■ WHAT IS REQUIRED
Find and copy each line of the data that includes "price".

Website and app data records
+ + +
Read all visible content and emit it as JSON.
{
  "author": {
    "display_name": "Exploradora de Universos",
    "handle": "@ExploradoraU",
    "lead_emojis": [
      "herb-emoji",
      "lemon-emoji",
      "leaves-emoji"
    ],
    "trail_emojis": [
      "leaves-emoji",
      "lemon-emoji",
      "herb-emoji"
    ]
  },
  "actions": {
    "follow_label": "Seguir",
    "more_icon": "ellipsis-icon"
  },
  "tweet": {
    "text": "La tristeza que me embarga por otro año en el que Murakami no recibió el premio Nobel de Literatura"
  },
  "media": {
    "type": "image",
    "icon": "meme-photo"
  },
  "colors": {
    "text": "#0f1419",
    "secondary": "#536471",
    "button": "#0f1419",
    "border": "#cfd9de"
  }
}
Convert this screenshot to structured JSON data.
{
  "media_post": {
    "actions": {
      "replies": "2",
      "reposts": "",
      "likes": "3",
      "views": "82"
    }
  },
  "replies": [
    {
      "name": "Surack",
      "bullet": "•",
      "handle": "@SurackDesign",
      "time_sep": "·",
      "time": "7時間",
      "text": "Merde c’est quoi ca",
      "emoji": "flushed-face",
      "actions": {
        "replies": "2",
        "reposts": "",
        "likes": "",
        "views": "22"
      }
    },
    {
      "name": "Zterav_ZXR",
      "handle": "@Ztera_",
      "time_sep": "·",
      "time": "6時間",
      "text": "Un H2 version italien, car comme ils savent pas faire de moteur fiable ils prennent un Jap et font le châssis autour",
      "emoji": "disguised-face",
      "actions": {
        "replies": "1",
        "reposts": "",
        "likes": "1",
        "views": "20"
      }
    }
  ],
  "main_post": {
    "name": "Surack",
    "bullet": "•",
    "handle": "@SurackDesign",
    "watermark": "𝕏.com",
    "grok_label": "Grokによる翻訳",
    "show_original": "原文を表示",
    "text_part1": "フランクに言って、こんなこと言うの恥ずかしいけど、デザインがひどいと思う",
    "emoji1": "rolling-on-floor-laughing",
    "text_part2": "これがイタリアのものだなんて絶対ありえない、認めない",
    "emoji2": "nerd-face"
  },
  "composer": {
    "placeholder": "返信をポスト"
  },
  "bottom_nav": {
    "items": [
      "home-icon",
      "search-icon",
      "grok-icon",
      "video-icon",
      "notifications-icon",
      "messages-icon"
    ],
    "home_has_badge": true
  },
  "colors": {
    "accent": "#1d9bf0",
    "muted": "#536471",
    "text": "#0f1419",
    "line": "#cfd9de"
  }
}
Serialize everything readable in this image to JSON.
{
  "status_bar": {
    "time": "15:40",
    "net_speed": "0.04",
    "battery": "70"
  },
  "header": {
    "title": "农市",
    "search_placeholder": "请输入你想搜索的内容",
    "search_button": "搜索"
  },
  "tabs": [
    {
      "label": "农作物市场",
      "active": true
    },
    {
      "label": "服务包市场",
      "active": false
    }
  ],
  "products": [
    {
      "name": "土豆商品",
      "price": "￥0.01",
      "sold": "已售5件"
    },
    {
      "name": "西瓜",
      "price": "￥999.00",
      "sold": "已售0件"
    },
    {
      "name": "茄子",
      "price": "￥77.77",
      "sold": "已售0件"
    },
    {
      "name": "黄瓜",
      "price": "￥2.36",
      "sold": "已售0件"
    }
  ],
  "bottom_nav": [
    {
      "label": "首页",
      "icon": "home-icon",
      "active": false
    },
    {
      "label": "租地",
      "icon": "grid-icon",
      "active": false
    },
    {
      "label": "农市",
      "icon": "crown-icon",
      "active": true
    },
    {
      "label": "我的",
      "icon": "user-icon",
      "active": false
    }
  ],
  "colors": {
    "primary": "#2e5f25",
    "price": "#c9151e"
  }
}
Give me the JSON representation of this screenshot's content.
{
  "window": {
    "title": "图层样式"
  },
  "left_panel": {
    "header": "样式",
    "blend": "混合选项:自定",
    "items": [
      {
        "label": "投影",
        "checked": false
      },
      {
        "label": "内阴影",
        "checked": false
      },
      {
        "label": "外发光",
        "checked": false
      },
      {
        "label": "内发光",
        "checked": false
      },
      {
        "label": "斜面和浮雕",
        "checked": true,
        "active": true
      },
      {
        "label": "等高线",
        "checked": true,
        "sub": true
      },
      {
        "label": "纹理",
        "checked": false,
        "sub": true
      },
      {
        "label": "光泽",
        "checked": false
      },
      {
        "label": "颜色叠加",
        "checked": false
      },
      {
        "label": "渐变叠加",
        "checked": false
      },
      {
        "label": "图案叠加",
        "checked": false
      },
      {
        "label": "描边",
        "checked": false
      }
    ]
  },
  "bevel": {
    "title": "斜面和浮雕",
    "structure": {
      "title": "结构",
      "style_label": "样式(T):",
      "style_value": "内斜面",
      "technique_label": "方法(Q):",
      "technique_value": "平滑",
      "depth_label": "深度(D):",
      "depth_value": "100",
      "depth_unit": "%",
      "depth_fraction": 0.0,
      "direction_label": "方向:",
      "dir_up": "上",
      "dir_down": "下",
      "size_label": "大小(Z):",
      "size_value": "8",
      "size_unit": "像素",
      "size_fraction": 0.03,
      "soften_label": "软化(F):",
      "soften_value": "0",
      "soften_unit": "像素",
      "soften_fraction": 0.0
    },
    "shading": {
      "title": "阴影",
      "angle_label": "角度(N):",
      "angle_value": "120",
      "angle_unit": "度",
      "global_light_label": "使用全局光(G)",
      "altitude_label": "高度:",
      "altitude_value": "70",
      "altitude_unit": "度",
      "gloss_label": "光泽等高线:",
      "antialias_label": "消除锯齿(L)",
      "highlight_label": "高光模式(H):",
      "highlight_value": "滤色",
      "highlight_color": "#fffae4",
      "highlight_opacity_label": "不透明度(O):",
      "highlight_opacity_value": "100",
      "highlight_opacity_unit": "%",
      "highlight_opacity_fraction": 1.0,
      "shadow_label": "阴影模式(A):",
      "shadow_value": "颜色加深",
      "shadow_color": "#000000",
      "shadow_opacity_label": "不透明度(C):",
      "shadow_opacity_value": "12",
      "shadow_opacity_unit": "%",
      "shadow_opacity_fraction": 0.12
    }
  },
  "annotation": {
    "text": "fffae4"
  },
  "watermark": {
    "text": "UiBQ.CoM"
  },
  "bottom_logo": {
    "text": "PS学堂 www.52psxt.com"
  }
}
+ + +
■ RESPONSE BELOW
      "price": "￥0.01",
      "price": "￥999.00",
      "price": "￥77.77",
      "price": "￥2.36",
    "price": "#c9151e"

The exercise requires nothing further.